South of the Tiergarten, Potsdamer Platz, for a time Europe's largest construction site, has risen up in a barren wasteland once traversed by the Wall. Despite (or because of) buildings designed by Renzo Piano, Richard Rogers, Helmut Jahn, and Hans Kollhoff, the completed development has received mixed reviews. Potsdamer Platz is marked on its western side by the State Library, whose airy, multileveled interior featured prominently in Wim Wenders's Wings of Desire, as well as Hans Scharoun's Berlin Philharmonic Concert Hall, an early-1960s extravaganza designed around the acoustic requirements of the orchestra, resulting in a tentlike structure clad in a studded golden skin. On the other hand, it doesn't get any more minimal than Mies van der Rohe's Neue Nationalgalerie, a slab of black steel atop slender black columns, framing a glassed-in, light-flooded display space that features rotating art exhibitions.
See + Do
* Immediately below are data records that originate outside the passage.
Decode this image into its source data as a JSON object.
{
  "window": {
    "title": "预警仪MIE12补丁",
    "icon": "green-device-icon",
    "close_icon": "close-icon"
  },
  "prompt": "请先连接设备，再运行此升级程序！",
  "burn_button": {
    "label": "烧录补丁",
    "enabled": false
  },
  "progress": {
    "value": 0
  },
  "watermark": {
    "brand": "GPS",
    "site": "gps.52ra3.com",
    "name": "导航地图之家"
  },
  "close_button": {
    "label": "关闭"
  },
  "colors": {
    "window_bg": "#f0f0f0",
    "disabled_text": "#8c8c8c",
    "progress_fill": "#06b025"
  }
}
When the Wall went up, Charlottenburg became the commercial heart of West Berlin, as it remains today. The Lehrter Bahnhof is the point of entry for many first-time visitors to Berlin. Behind it is the Helmut Newton Stiftung, a museum exhibiting the body of work donated to the city by native son and photographer Helmut Newton (2 Jebensstrasse; 49-30-3186-4856; www.helmut-newton-stiftung.org). Much of the area—especially along the main shopping drag, the Kurfürstendamm —was heavily damaged during WWII and rather unimaginatively rebuilt in the 1950s, and is now unabashedly commercial. The KaDeWe department store (the largest department store in continental Europe) remains a monument to consumer capitalism. Further west toward Savignyplatz, where there's a sophisticated enclave of cafés and bars, the situation improves, giving a glimpse of prewar Berlin. Just southeast of the Zoo on Breitscheidplatz, the burnt-out remains of the Kaiser-Wilhelm-Gedächtniskirche, which was bombed during the war and left unreconstructed as a monument, is a reminder of the ill fate of a totalitarian state.
Hamburg 20359, Germany
Tel: 49 40 309 930
A designer-duds crowd fills the multi-leveled space at the East hotel, in an unassuming street right off the main drag of the Reeperbahn. Designed to within an inch of its life, East has huge, suggestively shaped design elements protruding everywhere and a Clockwork Orange –style "milk bar" with what appears to be a ceiling full of teats hanging overhead, and an open dining area located one dramatic staircase below. Cocktails are the main trade here; try the East Beauty (saki, plum liqueur, aloe vera, "special East syrup," and pineapple).
See + Do
Tierpark Hagenbeck, Germany
Hamburg 22527, Germany
Tel: 49 40 530 033 0
Founded in 1848, this sprawling zoo was the first to introduce moated—rather than gated—animal exhibits, and is now home to over 360 species. It boasts a tropical aquarium, a large playground, and pony and elephant rides. Bring along fresh fruits and vegetables to feed the elephants and giraffes, and share any snack you've got on hand with the goats in the petting zoo. The Tierpark is also a botanical garden—so avid gardeners can scope out the scenery while making the rounds.